[DATA FOR ANALYSIS]
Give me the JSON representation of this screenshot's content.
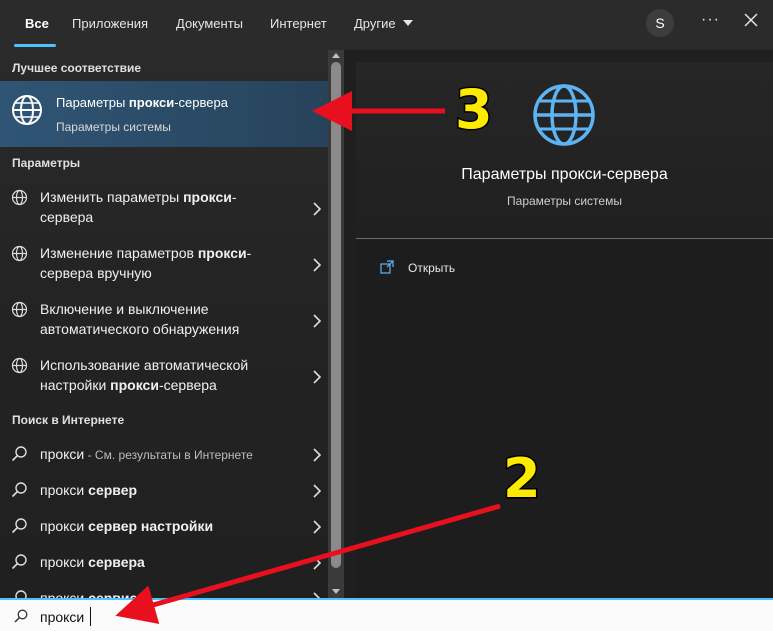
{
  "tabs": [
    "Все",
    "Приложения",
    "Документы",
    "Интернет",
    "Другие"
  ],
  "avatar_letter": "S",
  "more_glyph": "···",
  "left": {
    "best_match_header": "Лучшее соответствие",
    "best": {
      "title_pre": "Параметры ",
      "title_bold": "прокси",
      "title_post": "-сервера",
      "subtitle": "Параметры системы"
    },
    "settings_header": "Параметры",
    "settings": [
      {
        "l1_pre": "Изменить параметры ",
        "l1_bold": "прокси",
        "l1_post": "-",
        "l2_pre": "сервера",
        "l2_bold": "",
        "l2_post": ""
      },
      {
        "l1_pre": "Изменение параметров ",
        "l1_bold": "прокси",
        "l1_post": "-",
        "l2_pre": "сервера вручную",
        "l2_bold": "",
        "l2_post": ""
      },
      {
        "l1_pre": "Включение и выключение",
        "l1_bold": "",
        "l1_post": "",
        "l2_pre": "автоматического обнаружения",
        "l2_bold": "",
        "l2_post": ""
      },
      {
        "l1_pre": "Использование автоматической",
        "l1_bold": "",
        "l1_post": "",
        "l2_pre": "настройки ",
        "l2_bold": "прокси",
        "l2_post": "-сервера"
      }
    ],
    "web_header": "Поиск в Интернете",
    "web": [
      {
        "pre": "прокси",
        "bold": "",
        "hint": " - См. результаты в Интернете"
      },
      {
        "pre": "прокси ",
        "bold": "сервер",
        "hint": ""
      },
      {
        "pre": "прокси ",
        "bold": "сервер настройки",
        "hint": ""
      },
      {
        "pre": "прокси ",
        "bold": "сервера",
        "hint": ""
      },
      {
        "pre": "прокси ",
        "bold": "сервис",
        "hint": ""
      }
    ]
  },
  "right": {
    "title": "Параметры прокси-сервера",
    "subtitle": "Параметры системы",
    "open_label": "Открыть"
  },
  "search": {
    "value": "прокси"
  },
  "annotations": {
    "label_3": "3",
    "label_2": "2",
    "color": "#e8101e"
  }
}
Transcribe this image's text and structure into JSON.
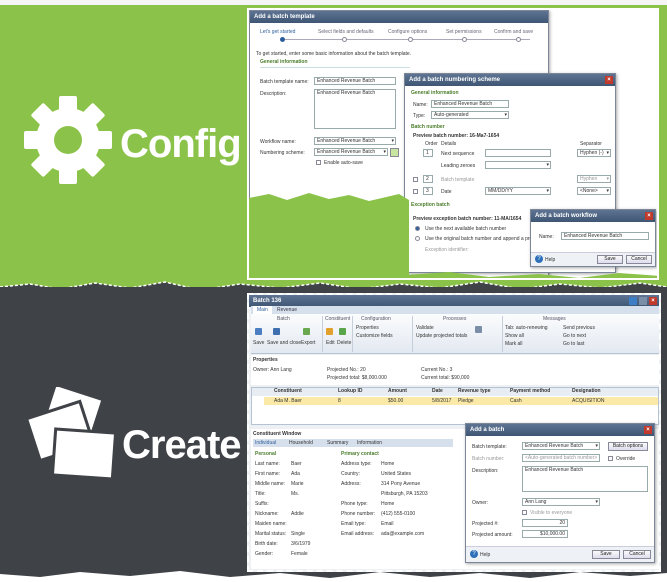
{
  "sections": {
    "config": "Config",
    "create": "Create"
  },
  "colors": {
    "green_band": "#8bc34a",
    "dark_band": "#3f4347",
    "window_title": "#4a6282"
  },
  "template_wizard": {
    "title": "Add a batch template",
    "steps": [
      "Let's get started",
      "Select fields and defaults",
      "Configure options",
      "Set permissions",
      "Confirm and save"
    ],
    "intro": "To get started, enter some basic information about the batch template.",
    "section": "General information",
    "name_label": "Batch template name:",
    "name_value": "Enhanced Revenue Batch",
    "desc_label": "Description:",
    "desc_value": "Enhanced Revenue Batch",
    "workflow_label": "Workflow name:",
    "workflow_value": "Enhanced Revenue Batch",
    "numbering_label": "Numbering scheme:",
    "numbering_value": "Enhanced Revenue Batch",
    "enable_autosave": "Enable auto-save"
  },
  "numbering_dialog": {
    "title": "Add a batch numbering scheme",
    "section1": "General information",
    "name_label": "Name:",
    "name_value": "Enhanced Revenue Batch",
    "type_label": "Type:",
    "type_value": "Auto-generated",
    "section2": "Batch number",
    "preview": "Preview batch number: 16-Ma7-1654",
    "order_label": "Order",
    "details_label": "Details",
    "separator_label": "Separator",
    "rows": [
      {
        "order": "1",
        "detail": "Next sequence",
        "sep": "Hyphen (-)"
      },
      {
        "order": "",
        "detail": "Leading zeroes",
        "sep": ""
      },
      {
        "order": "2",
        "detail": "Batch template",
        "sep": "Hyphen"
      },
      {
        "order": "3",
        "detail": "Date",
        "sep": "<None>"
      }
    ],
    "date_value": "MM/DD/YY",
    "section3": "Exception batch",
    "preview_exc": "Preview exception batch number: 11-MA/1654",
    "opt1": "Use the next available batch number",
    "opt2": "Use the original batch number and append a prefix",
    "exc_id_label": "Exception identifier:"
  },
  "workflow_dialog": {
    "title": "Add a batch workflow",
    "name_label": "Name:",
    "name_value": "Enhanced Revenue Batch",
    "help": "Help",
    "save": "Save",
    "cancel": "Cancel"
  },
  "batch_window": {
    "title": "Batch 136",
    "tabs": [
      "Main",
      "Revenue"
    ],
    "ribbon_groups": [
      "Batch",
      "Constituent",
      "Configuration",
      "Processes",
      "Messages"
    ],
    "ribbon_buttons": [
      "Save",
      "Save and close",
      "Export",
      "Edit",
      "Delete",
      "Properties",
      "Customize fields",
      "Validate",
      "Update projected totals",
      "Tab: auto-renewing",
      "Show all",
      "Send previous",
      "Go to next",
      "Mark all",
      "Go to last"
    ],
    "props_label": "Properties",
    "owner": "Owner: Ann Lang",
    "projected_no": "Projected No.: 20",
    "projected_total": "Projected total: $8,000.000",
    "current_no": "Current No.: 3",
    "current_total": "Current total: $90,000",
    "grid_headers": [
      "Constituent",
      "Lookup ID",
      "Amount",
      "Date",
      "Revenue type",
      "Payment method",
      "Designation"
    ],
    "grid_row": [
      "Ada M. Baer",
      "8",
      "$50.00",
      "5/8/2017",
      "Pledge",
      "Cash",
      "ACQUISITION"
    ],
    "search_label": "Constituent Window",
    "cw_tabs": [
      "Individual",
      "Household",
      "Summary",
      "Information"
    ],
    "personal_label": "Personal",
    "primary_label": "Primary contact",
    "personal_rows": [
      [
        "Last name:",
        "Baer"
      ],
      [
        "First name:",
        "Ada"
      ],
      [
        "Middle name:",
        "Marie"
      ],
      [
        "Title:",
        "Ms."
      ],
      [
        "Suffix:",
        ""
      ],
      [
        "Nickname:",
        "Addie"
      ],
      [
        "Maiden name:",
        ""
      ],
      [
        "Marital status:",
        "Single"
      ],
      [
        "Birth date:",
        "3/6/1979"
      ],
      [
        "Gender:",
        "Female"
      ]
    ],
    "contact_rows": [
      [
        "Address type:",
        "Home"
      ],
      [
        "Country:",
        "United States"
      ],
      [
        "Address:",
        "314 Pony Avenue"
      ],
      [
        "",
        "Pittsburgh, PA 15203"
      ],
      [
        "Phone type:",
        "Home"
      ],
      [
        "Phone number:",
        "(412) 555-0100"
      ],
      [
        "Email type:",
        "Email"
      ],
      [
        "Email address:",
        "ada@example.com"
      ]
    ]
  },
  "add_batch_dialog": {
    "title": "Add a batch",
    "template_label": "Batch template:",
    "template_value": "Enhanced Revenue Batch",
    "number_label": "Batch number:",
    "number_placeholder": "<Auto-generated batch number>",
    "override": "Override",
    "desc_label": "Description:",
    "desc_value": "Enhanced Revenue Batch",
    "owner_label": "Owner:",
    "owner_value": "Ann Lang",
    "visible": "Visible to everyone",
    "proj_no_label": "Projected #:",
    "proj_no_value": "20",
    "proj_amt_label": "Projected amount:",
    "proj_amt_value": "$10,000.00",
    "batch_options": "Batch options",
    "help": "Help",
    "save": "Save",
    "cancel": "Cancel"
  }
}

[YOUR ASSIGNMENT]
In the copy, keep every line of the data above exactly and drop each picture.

[RESPONSE]
Give me the JSON representation of this screenshot's content.
{
  "tabs": [
    "Все",
    "Приложения",
    "Документы",
    "Интернет",
    "Другие"
  ],
  "avatar_letter": "S",
  "more_glyph": "···",
  "left": {
    "best_match_header": "Лучшее соответствие",
    "best": {
      "title_pre": "Параметры ",
      "title_bold": "прокси",
      "title_post": "-сервера",
      "subtitle": "Параметры системы"
    },
    "settings_header": "Параметры",
    "settings": [
      {
        "l1_pre": "Изменить параметры ",
        "l1_bold": "прокси",
        "l1_post": "-",
        "l2_pre": "сервера",
        "l2_bold": "",
        "l2_post": ""
      },
      {
        "l1_pre": "Изменение параметров ",
        "l1_bold": "прокси",
        "l1_post": "-",
        "l2_pre": "сервера вручную",
        "l2_bold": "",
        "l2_post": ""
      },
      {
        "l1_pre": "Включение и выключение",
        "l1_bold": "",
        "l1_post": "",
        "l2_pre": "автоматического обнаружения",
        "l2_bold": "",
        "l2_post": ""
      },
      {
        "l1_pre": "Использование автоматической",
        "l1_bold": "",
        "l1_post": "",
        "l2_pre": "настройки ",
        "l2_bold": "прокси",
        "l2_post": "-сервера"
      }
    ],
    "web_header": "Поиск в Интернете",
    "web": [
      {
        "pre": "прокси",
        "bold": "",
        "hint": " - См. результаты в Интернете"
      },
      {
        "pre": "прокси ",
        "bold": "сервер",
        "hint": ""
      },
      {
        "pre": "прокси ",
        "bold": "сервер настройки",
        "hint": ""
      },
      {
        "pre": "прокси ",
        "bold": "сервера",
        "hint": ""
      },
      {
        "pre": "прокси ",
        "bold": "сервис",
        "hint": ""
      }
    ]
  },
  "right": {
    "title": "Параметры прокси-сервера",
    "subtitle": "Параметры системы",
    "open_label": "Открыть"
  },
  "search": {
    "value": "прокси"
  },
  "annotations": {
    "label_3": "3",
    "label_2": "2",
    "color": "#e8101e"
  }
}
Transcribe this image's text and structure into JSON.
{
  "sections": {
    "config": "Config",
    "create": "Create"
  },
  "colors": {
    "green_band": "#8bc34a",
    "dark_band": "#3f4347",
    "window_title": "#4a6282"
  },
  "template_wizard": {
    "title": "Add a batch template",
    "steps": [
      "Let's get started",
      "Select fields and defaults",
      "Configure options",
      "Set permissions",
      "Confirm and save"
    ],
    "intro": "To get started, enter some basic information about the batch template.",
    "section": "General information",
    "name_label": "Batch template name:",
    "name_value": "Enhanced Revenue Batch",
    "desc_label": "Description:",
    "desc_value": "Enhanced Revenue Batch",
    "workflow_label": "Workflow name:",
    "workflow_value": "Enhanced Revenue Batch",
    "numbering_label": "Numbering scheme:",
    "numbering_value": "Enhanced Revenue Batch",
    "enable_autosave": "Enable auto-save"
  },
  "numbering_dialog": {
    "title": "Add a batch numbering scheme",
    "section1": "General information",
    "name_label": "Name:",
    "name_value": "Enhanced Revenue Batch",
    "type_label": "Type:",
    "type_value": "Auto-generated",
    "section2": "Batch number",
    "preview": "Preview batch number: 16-Ma7-1654",
    "order_label": "Order",
    "details_label": "Details",
    "separator_label": "Separator",
    "rows": [
      {
        "order": "1",
        "detail": "Next sequence",
        "sep": "Hyphen (-)"
      },
      {
        "order": "",
        "detail": "Leading zeroes",
        "sep": ""
      },
      {
        "order": "2",
        "detail": "Batch template",
        "sep": "Hyphen"
      },
      {
        "order": "3",
        "detail": "Date",
        "sep": "<None>"
      }
    ],
    "date_value": "MM/DD/YY",
    "section3": "Exception batch",
    "preview_exc": "Preview exception batch number: 11-MA/1654",
    "opt1": "Use the next available batch number",
    "opt2": "Use the original batch number and append a prefix",
    "exc_id_label": "Exception identifier:"
  },
  "workflow_dialog": {
    "title": "Add a batch workflow",
    "name_label": "Name:",
    "name_value": "Enhanced Revenue Batch",
    "help": "Help",
    "save": "Save",
    "cancel": "Cancel"
  },
  "batch_window": {
    "title": "Batch 136",
    "tabs": [
      "Main",
      "Revenue"
    ],
    "ribbon_groups": [
      "Batch",
      "Constituent",
      "Configuration",
      "Processes",
      "Messages"
    ],
    "ribbon_buttons": [
      "Save",
      "Save and close",
      "Export",
      "Edit",
      "Delete",
      "Properties",
      "Customize fields",
      "Validate",
      "Update projected totals",
      "Tab: auto-renewing",
      "Show all",
      "Send previous",
      "Go to next",
      "Mark all",
      "Go to last"
    ],
    "props_label": "Properties",
    "owner": "Owner: Ann Lang",
    "projected_no": "Projected No.: 20",
    "projected_total": "Projected total: $8,000.000",
    "current_no": "Current No.: 3",
    "current_total": "Current total: $90,000",
    "grid_headers": [
      "Constituent",
      "Lookup ID",
      "Amount",
      "Date",
      "Revenue type",
      "Payment method",
      "Designation"
    ],
    "grid_row": [
      "Ada M. Baer",
      "8",
      "$50.00",
      "5/8/2017",
      "Pledge",
      "Cash",
      "ACQUISITION"
    ],
    "search_label": "Constituent Window",
    "cw_tabs": [
      "Individual",
      "Household",
      "Summary",
      "Information"
    ],
    "personal_label": "Personal",
    "primary_label": "Primary contact",
    "personal_rows": [
      [
        "Last name:",
        "Baer"
      ],
      [
        "First name:",
        "Ada"
      ],
      [
        "Middle name:",
        "Marie"
      ],
      [
        "Title:",
        "Ms."
      ],
      [
        "Suffix:",
        ""
      ],
      [
        "Nickname:",
        "Addie"
      ],
      [
        "Maiden name:",
        ""
      ],
      [
        "Marital status:",
        "Single"
      ],
      [
        "Birth date:",
        "3/6/1979"
      ],
      [
        "Gender:",
        "Female"
      ]
    ],
    "contact_rows": [
      [
        "Address type:",
        "Home"
      ],
      [
        "Country:",
        "United States"
      ],
      [
        "Address:",
        "314 Pony Avenue"
      ],
      [
        "",
        "Pittsburgh, PA 15203"
      ],
      [
        "Phone type:",
        "Home"
      ],
      [
        "Phone number:",
        "(412) 555-0100"
      ],
      [
        "Email type:",
        "Email"
      ],
      [
        "Email address:",
        "ada@example.com"
      ]
    ]
  },
  "add_batch_dialog": {
    "title": "Add a batch",
    "template_label": "Batch template:",
    "template_value": "Enhanced Revenue Batch",
    "number_label": "Batch number:",
    "number_placeholder": "<Auto-generated batch number>",
    "override": "Override",
    "desc_label": "Description:",
    "desc_value": "Enhanced Revenue Batch",
    "owner_label": "Owner:",
    "owner_value": "Ann Lang",
    "visible": "Visible to everyone",
    "proj_no_label": "Projected #:",
    "proj_no_value": "20",
    "proj_amt_label": "Projected amount:",
    "proj_amt_value": "$10,000.00",
    "batch_options": "Batch options",
    "help": "Help",
    "save": "Save",
    "cancel": "Cancel"
  }
}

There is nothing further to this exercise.